### Instructions for the task
Nothing but the text should be carried over: reproduce all the data exactly and leave out every image.

### Supplied material
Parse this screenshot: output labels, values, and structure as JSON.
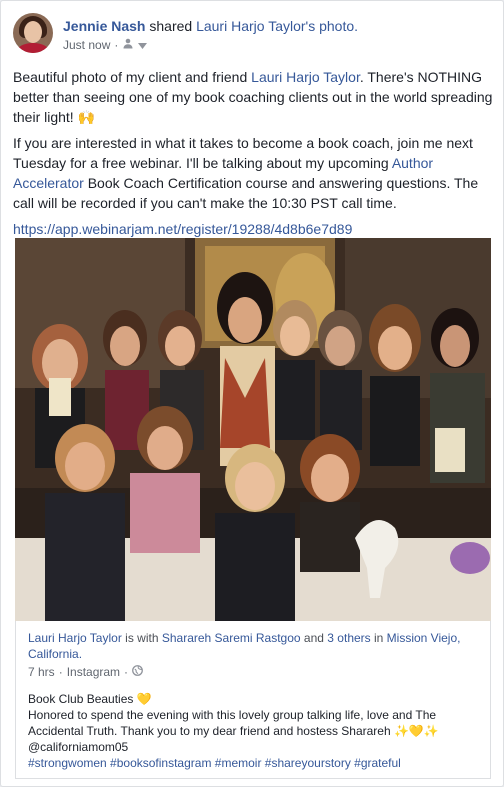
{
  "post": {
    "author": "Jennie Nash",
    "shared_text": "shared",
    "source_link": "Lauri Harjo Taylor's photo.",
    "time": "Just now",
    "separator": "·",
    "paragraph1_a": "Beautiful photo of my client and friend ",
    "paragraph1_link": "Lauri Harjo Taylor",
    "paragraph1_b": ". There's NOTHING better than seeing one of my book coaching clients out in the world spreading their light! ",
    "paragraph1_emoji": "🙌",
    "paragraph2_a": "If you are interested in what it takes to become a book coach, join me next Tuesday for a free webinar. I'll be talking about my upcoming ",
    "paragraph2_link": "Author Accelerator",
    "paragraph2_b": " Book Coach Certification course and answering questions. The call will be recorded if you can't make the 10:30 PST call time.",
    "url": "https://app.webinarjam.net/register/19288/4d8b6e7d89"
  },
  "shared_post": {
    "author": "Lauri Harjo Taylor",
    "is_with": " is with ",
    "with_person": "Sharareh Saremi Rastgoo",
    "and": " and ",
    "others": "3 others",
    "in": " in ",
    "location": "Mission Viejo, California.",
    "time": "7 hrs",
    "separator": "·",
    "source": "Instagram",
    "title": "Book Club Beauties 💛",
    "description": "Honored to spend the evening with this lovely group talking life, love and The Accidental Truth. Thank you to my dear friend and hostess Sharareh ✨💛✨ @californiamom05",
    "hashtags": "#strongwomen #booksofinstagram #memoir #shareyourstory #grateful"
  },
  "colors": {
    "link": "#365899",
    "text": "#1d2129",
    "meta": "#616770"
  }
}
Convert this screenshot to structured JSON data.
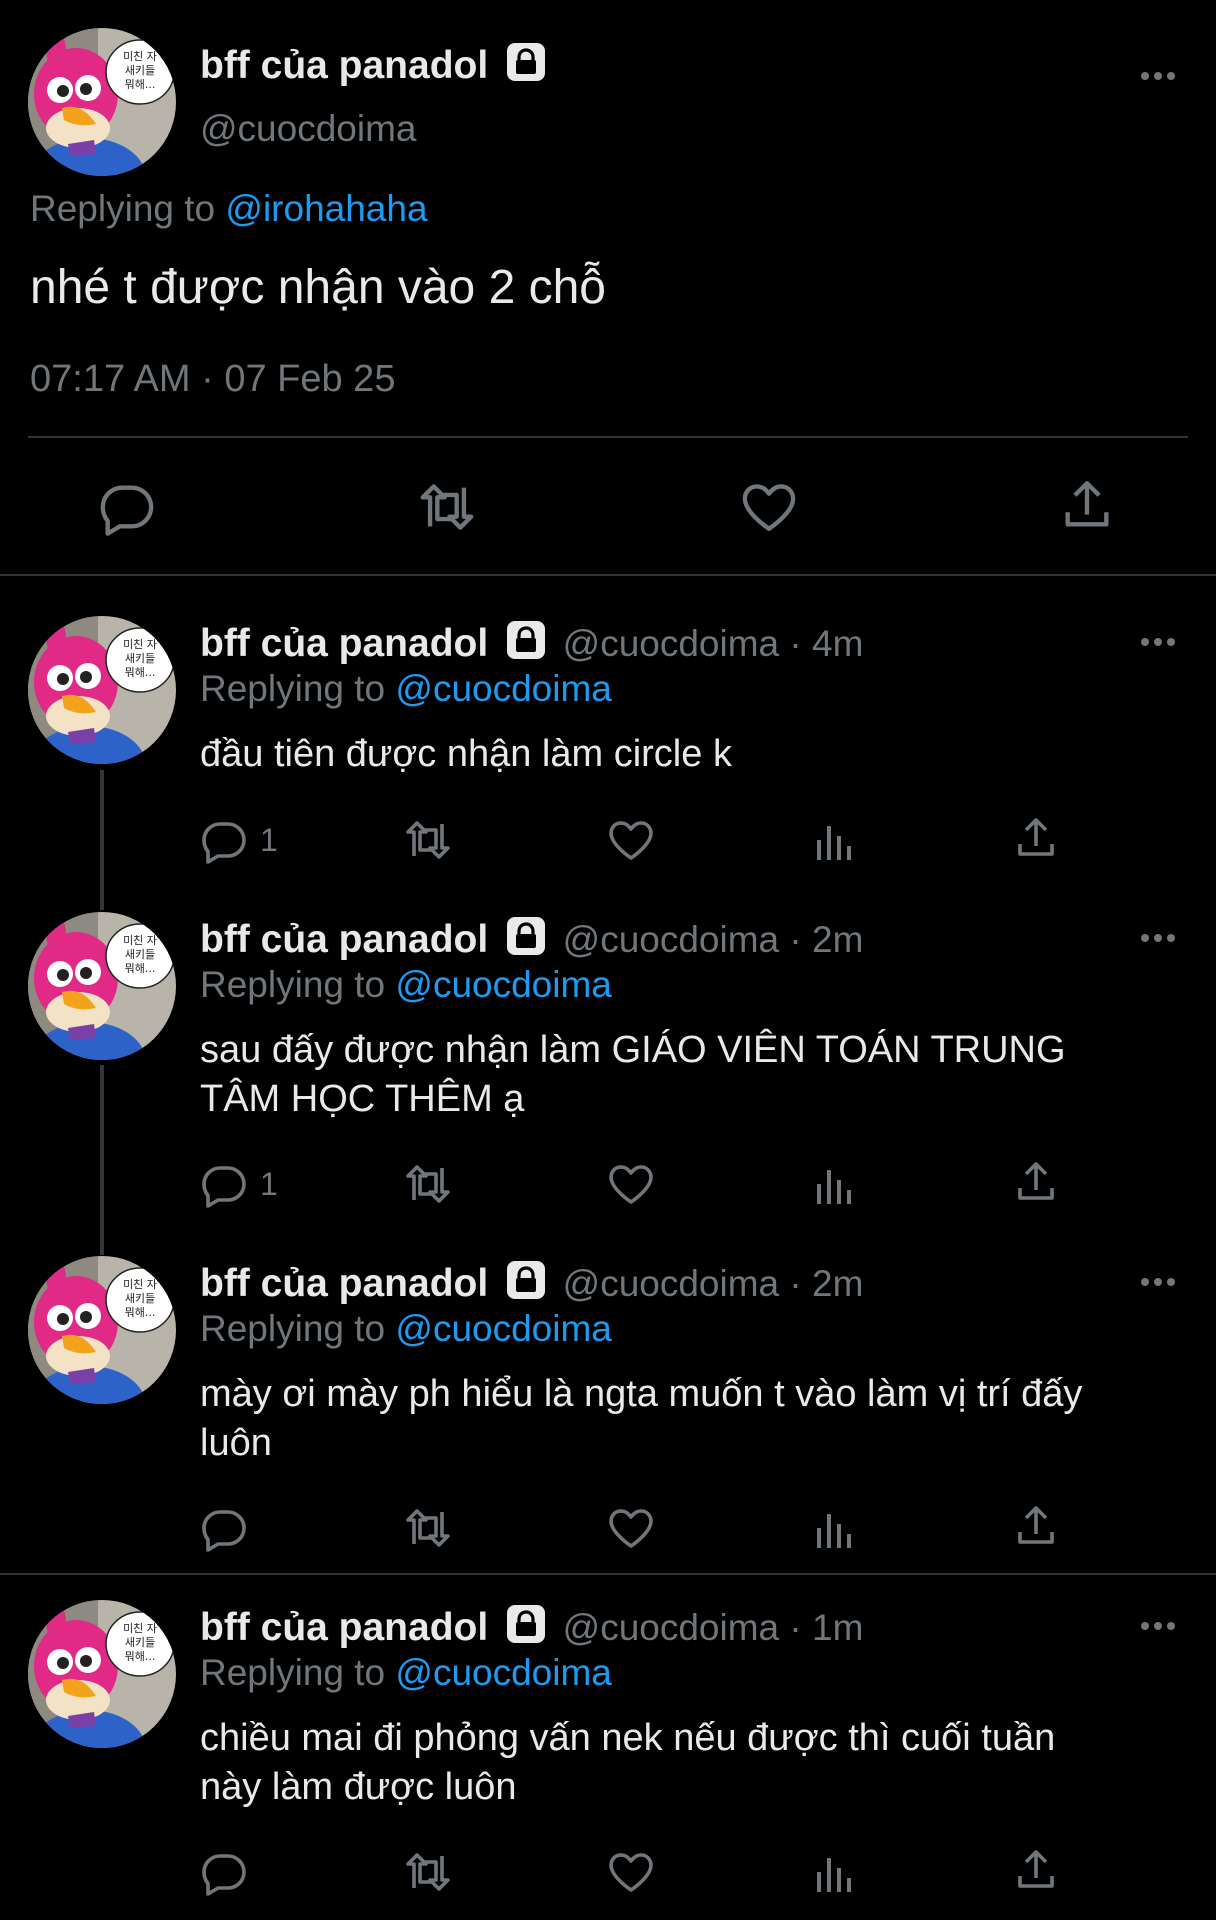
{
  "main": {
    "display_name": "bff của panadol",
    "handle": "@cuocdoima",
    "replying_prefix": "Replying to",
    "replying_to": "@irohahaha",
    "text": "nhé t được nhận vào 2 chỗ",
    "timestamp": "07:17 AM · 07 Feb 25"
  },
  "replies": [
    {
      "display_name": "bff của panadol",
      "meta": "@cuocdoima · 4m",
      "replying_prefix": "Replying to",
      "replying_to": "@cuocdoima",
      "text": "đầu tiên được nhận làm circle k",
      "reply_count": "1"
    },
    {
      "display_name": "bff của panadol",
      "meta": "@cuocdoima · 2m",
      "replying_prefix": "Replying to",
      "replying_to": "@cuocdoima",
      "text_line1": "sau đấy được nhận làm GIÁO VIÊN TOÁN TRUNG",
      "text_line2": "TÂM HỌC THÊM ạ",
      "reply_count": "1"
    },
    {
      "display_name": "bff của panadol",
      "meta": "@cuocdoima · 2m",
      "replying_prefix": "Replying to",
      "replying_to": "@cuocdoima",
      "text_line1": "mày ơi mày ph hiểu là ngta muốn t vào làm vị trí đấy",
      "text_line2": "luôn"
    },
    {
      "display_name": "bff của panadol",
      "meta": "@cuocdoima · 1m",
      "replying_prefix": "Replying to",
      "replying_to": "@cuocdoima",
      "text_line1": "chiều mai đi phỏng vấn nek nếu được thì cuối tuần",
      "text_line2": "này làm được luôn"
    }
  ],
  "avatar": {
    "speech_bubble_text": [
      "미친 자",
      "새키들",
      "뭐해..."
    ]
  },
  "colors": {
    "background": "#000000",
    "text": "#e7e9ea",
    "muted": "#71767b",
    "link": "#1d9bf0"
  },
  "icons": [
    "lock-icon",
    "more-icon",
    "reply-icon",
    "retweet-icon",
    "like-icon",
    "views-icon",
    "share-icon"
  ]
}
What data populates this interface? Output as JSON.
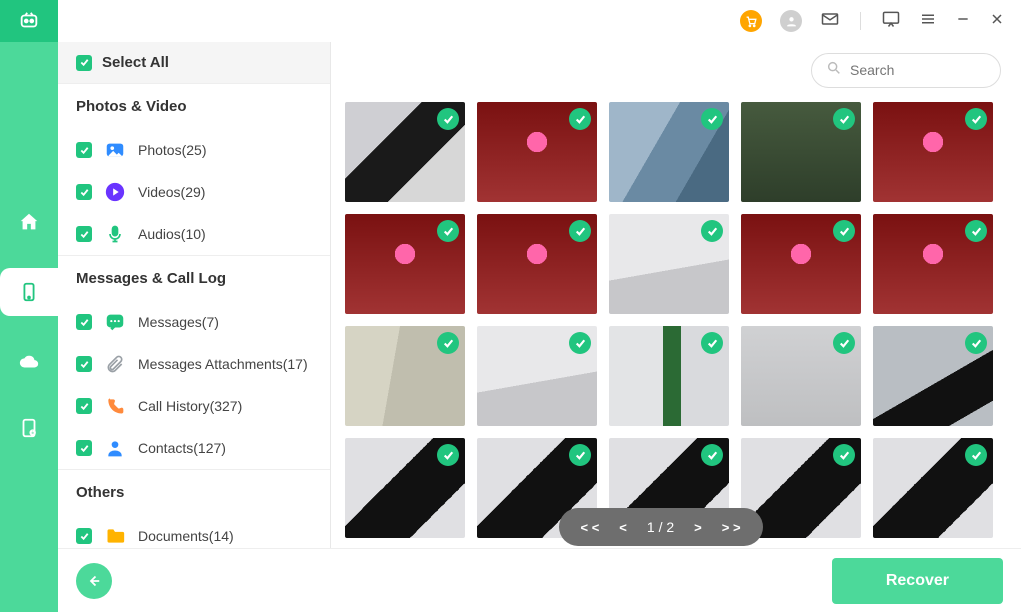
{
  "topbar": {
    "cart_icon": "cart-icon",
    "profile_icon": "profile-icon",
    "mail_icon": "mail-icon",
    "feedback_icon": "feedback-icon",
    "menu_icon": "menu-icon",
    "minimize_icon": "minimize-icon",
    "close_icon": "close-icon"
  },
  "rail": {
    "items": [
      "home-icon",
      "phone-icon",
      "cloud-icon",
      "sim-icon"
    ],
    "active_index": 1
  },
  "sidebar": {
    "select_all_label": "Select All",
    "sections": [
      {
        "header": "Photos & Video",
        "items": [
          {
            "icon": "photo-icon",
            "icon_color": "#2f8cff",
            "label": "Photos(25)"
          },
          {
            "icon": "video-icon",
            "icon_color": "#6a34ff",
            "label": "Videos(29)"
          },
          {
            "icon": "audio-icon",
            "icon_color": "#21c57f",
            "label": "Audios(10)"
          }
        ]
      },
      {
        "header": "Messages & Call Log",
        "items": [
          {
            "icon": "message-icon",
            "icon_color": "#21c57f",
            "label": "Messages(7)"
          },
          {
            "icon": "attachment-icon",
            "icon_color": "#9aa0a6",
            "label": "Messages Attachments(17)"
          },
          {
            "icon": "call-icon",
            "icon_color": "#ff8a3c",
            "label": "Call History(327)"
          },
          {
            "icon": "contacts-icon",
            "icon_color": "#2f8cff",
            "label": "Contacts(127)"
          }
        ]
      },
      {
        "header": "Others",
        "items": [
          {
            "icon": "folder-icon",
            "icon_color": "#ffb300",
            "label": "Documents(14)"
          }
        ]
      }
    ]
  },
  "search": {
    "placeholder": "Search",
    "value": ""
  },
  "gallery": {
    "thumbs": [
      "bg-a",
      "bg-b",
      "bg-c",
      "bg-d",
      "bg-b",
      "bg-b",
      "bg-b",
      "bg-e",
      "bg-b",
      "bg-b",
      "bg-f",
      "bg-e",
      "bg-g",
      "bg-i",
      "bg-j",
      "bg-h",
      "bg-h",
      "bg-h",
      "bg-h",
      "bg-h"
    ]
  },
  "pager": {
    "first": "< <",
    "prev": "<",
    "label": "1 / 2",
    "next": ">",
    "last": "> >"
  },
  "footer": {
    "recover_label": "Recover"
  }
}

### Answer to this exercise
Parse this screenshot: output labels, values, and structure as JSON.
{
  "post": {
    "author": "Jennie Nash",
    "shared_text": "shared",
    "source_link": "Lauri Harjo Taylor's photo.",
    "time": "Just now",
    "separator": "·",
    "paragraph1_a": "Beautiful photo of my client and friend ",
    "paragraph1_link": "Lauri Harjo Taylor",
    "paragraph1_b": ". There's NOTHING better than seeing one of my book coaching clients out in the world spreading their light! ",
    "paragraph1_emoji": "🙌",
    "paragraph2_a": "If you are interested in what it takes to become a book coach, join me next Tuesday for a free webinar. I'll be talking about my upcoming ",
    "paragraph2_link": "Author Accelerator",
    "paragraph2_b": " Book Coach Certification course and answering questions. The call will be recorded if you can't make the 10:30 PST call time.",
    "url": "https://app.webinarjam.net/register/19288/4d8b6e7d89"
  },
  "shared_post": {
    "author": "Lauri Harjo Taylor",
    "is_with": " is with ",
    "with_person": "Sharareh Saremi Rastgoo",
    "and": " and ",
    "others": "3 others",
    "in": " in ",
    "location": "Mission Viejo, California.",
    "time": "7 hrs",
    "separator": "·",
    "source": "Instagram",
    "title": "Book Club Beauties 💛",
    "description": "Honored to spend the evening with this lovely group talking life, love and The Accidental Truth. Thank you to my dear friend and hostess Sharareh ✨💛✨ @californiamom05",
    "hashtags": "#strongwomen #booksofinstagram #memoir #shareyourstory #grateful"
  },
  "colors": {
    "link": "#365899",
    "text": "#1d2129",
    "meta": "#616770"
  }
}
Convert this screenshot to structured JSON data.
{
  "main": {
    "display_name": "bff của panadol",
    "handle": "@cuocdoima",
    "replying_prefix": "Replying to",
    "replying_to": "@irohahaha",
    "text": "nhé t được nhận vào 2 chỗ",
    "timestamp": "07:17 AM · 07 Feb 25"
  },
  "replies": [
    {
      "display_name": "bff của panadol",
      "meta": "@cuocdoima · 4m",
      "replying_prefix": "Replying to",
      "replying_to": "@cuocdoima",
      "text": "đầu tiên được nhận làm circle k",
      "reply_count": "1"
    },
    {
      "display_name": "bff của panadol",
      "meta": "@cuocdoima · 2m",
      "replying_prefix": "Replying to",
      "replying_to": "@cuocdoima",
      "text_line1": "sau đấy được nhận làm GIÁO VIÊN TOÁN TRUNG",
      "text_line2": "TÂM HỌC THÊM ạ",
      "reply_count": "1"
    },
    {
      "display_name": "bff của panadol",
      "meta": "@cuocdoima · 2m",
      "replying_prefix": "Replying to",
      "replying_to": "@cuocdoima",
      "text_line1": "mày ơi mày ph hiểu là ngta muốn t vào làm vị trí đấy",
      "text_line2": "luôn"
    },
    {
      "display_name": "bff của panadol",
      "meta": "@cuocdoima · 1m",
      "replying_prefix": "Replying to",
      "replying_to": "@cuocdoima",
      "text_line1": "chiều mai đi phỏng vấn nek nếu được thì cuối tuần",
      "text_line2": "này làm được luôn"
    }
  ],
  "avatar": {
    "speech_bubble_text": [
      "미친 자",
      "새키들",
      "뭐해..."
    ]
  },
  "colors": {
    "background": "#000000",
    "text": "#e7e9ea",
    "muted": "#71767b",
    "link": "#1d9bf0"
  },
  "icons": [
    "lock-icon",
    "more-icon",
    "reply-icon",
    "retweet-icon",
    "like-icon",
    "views-icon",
    "share-icon"
  ]
}
What data populates this interface? Output as JSON.
{
  "topbar": {
    "cart_icon": "cart-icon",
    "profile_icon": "profile-icon",
    "mail_icon": "mail-icon",
    "feedback_icon": "feedback-icon",
    "menu_icon": "menu-icon",
    "minimize_icon": "minimize-icon",
    "close_icon": "close-icon"
  },
  "rail": {
    "items": [
      "home-icon",
      "phone-icon",
      "cloud-icon",
      "sim-icon"
    ],
    "active_index": 1
  },
  "sidebar": {
    "select_all_label": "Select All",
    "sections": [
      {
        "header": "Photos & Video",
        "items": [
          {
            "icon": "photo-icon",
            "icon_color": "#2f8cff",
            "label": "Photos(25)"
          },
          {
            "icon": "video-icon",
            "icon_color": "#6a34ff",
            "label": "Videos(29)"
          },
          {
            "icon": "audio-icon",
            "icon_color": "#21c57f",
            "label": "Audios(10)"
          }
        ]
      },
      {
        "header": "Messages & Call Log",
        "items": [
          {
            "icon": "message-icon",
            "icon_color": "#21c57f",
            "label": "Messages(7)"
          },
          {
            "icon": "attachment-icon",
            "icon_color": "#9aa0a6",
            "label": "Messages Attachments(17)"
          },
          {
            "icon": "call-icon",
            "icon_color": "#ff8a3c",
            "label": "Call History(327)"
          },
          {
            "icon": "contacts-icon",
            "icon_color": "#2f8cff",
            "label": "Contacts(127)"
          }
        ]
      },
      {
        "header": "Others",
        "items": [
          {
            "icon": "folder-icon",
            "icon_color": "#ffb300",
            "label": "Documents(14)"
          }
        ]
      }
    ]
  },
  "search": {
    "placeholder": "Search",
    "value": ""
  },
  "gallery": {
    "thumbs": [
      "bg-a",
      "bg-b",
      "bg-c",
      "bg-d",
      "bg-b",
      "bg-b",
      "bg-b",
      "bg-e",
      "bg-b",
      "bg-b",
      "bg-f",
      "bg-e",
      "bg-g",
      "bg-i",
      "bg-j",
      "bg-h",
      "bg-h",
      "bg-h",
      "bg-h",
      "bg-h"
    ]
  },
  "pager": {
    "first": "< <",
    "prev": "<",
    "label": "1 / 2",
    "next": ">",
    "last": "> >"
  },
  "footer": {
    "recover_label": "Recover"
  }
}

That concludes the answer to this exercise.